[Opening RECORDS FOR THE TASK section]

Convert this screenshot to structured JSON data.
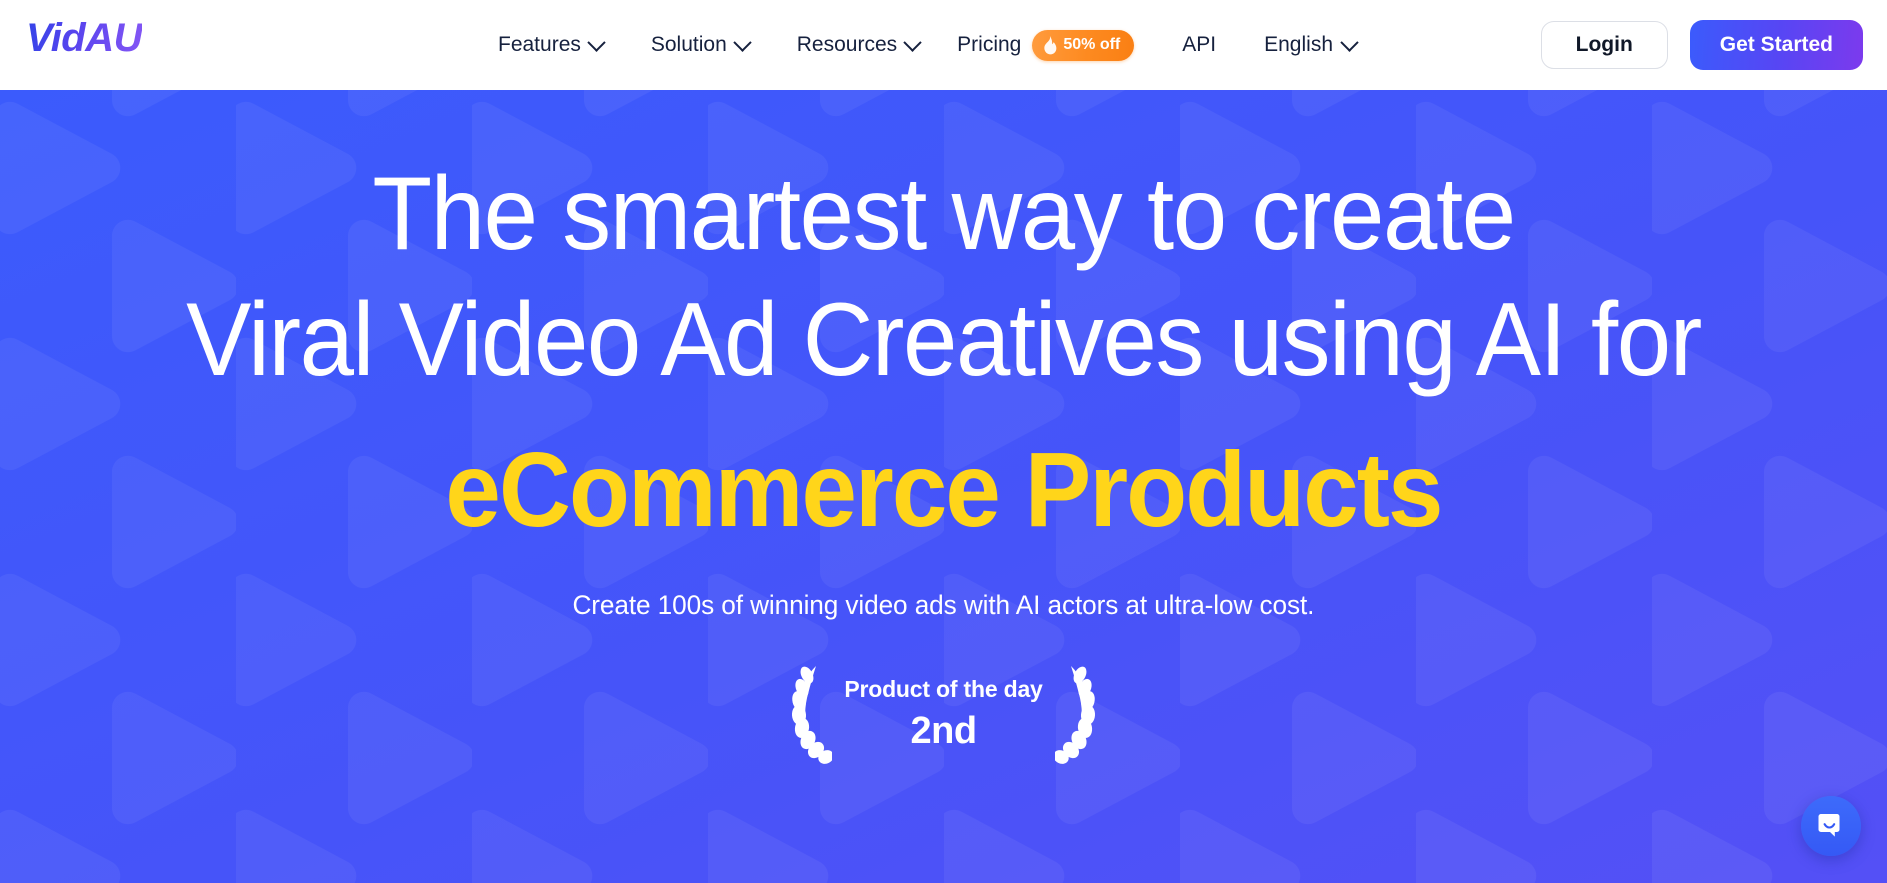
{
  "brand": {
    "name": "VidAU"
  },
  "header": {
    "nav": [
      {
        "label": "Features",
        "has_dropdown": true,
        "icon": "chevron-down-icon"
      },
      {
        "label": "Solution",
        "has_dropdown": true,
        "icon": "chevron-down-icon"
      },
      {
        "label": "Resources",
        "has_dropdown": true,
        "icon": "chevron-down-icon"
      }
    ],
    "pricing": {
      "label": "Pricing",
      "badge_text": "50% off",
      "badge_icon": "flame-icon",
      "badge_color": "#fb8b21"
    },
    "api_label": "API",
    "language": {
      "label": "English",
      "icon": "chevron-down-icon"
    },
    "login_label": "Login",
    "get_started_label": "Get Started"
  },
  "hero": {
    "headline_line1": "The smartest way to create",
    "headline_line2": "Viral Video Ad Creatives using AI for",
    "headline_accent": "eCommerce Products",
    "accent_color": "#FFD51A",
    "subtitle": "Create 100s of winning video ads with AI actors at ultra-low cost.",
    "product_hunt": {
      "title": "Product of the day",
      "rank": "2nd",
      "left_icon": "laurel-left-icon",
      "right_icon": "laurel-right-icon"
    },
    "background_color": "#3b5bfc"
  },
  "chat": {
    "icon": "chat-bubble-icon",
    "color": "#3559f5"
  }
}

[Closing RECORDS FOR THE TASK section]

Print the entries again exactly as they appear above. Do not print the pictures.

Convert this screenshot to structured JSON data.
{
  "brand": {
    "name": "VidAU"
  },
  "header": {
    "nav": [
      {
        "label": "Features",
        "has_dropdown": true,
        "icon": "chevron-down-icon"
      },
      {
        "label": "Solution",
        "has_dropdown": true,
        "icon": "chevron-down-icon"
      },
      {
        "label": "Resources",
        "has_dropdown": true,
        "icon": "chevron-down-icon"
      }
    ],
    "pricing": {
      "label": "Pricing",
      "badge_text": "50% off",
      "badge_icon": "flame-icon",
      "badge_color": "#fb8b21"
    },
    "api_label": "API",
    "language": {
      "label": "English",
      "icon": "chevron-down-icon"
    },
    "login_label": "Login",
    "get_started_label": "Get Started"
  },
  "hero": {
    "headline_line1": "The smartest way to create",
    "headline_line2": "Viral Video Ad Creatives using AI for",
    "headline_accent": "eCommerce Products",
    "accent_color": "#FFD51A",
    "subtitle": "Create 100s of winning video ads with AI actors at ultra-low cost.",
    "product_hunt": {
      "title": "Product of the day",
      "rank": "2nd",
      "left_icon": "laurel-left-icon",
      "right_icon": "laurel-right-icon"
    },
    "background_color": "#3b5bfc"
  },
  "chat": {
    "icon": "chat-bubble-icon",
    "color": "#3559f5"
  }
}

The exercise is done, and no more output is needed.